I was introduced to the idea of each religious order having their own charism in the book Black as Night.  It's kind of  a throwaway conversation in the book and doesn't have anything to do with the plot.  But the idea fascinated me.

In case the idea is new to you, too, it goes sort of like this: each religious order has its own set of virtues and talents, known as its "charism." That's why the Franciscans are different from the Jesuits are different from the Salesians.  It's why a young man with a vocation might decide that being a Domincan suits him, personally, better than being a Benedictine.

Or, if you like to look at the world through the bright colors of fantasy (like me), the charism is like each order's set of super(natural) powers. 

I love this idea.

I think the idea could be more widely applied as well.  Whenever anyone makes a generalization, there's always a modifier, "Not everyone's the same, but..." lest the maker of the generalization has an angry someone pop with an exception to their rule.  Even then, generally someone angry pops up, because lots of folks seem to like being angry.

But, I digress.  I think everyone, without exception, has a personal charism.  That is, the set of virtues and talents that makes them unique.  I think each family has a charism in the strengths and activities that they as a family excel at.  I think each couple has a charism that is firmly cemented in place by marriage.

I am going somewhere with this, I promise.

I hear many people, when confronted with a talent that not their own or a virtue that doesn't come easily, say "Oh, that's not me.  I couldn't do that.  I'm not like that."   That's a lot of negatives.  It seems to me that people would be less frustrated with their own short-comings if they said "that's not part of my charism" -- reminding themselves that they have a whole set of superpowers, just not that particular one. 

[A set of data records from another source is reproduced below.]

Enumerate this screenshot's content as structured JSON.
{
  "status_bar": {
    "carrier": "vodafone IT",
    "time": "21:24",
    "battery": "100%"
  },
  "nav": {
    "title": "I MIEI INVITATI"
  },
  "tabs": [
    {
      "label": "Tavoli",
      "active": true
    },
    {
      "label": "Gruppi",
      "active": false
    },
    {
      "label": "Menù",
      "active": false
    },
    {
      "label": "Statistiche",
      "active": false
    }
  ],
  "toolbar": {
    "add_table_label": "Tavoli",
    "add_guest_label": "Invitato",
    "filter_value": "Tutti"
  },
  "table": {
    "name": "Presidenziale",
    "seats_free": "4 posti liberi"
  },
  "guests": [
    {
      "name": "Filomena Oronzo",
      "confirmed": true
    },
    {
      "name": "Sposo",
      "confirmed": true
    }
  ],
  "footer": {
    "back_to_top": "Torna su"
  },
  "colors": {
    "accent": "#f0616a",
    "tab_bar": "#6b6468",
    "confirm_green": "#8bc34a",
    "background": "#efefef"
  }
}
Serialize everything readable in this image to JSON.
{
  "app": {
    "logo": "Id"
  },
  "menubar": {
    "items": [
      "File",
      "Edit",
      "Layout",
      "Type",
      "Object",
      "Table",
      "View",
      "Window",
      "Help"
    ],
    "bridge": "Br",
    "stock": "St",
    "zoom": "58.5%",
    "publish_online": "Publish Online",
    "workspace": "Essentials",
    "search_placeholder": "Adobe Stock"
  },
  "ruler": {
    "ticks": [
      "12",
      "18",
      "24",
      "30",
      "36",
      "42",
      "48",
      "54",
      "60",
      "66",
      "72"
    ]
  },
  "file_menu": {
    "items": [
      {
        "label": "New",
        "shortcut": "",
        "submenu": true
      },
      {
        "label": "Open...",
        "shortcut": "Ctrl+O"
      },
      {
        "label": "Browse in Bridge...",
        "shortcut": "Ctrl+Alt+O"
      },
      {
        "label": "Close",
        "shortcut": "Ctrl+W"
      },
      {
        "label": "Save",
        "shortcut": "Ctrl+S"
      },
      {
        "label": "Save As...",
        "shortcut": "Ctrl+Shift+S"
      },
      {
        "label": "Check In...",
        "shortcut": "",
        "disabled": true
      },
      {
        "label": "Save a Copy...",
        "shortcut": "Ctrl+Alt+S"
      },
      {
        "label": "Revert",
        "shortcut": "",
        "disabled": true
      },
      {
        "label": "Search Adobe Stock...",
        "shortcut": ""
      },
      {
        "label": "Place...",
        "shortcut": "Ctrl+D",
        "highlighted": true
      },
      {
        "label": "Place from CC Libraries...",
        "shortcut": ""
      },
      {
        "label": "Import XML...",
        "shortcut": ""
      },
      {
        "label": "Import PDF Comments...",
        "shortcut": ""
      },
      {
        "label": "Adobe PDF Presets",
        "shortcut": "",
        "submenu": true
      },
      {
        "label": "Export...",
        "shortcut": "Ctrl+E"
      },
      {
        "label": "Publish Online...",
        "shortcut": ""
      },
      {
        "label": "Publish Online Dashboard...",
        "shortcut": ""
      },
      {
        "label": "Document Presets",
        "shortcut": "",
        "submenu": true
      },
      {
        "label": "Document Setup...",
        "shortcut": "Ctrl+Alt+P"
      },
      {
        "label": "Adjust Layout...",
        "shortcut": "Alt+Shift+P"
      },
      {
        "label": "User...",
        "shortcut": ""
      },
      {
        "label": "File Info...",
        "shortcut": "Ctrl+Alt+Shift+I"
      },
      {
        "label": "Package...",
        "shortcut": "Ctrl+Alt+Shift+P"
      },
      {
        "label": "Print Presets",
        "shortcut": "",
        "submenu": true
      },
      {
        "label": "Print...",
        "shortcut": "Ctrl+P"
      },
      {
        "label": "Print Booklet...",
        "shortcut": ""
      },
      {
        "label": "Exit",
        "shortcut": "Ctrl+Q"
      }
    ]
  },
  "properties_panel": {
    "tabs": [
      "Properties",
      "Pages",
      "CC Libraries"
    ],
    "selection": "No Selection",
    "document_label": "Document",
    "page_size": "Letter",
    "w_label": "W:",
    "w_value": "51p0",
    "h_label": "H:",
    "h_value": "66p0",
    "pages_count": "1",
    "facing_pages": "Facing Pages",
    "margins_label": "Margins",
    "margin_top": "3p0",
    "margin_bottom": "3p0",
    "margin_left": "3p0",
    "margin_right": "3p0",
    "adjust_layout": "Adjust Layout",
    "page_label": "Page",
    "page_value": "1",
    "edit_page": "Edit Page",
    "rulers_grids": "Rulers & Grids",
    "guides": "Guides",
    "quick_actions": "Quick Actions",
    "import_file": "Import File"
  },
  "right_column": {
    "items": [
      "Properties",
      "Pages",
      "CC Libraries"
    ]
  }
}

Or maybe that's just me, frustrated because I've only had one cup of coffee so far. Going without coffee is not part of my charism.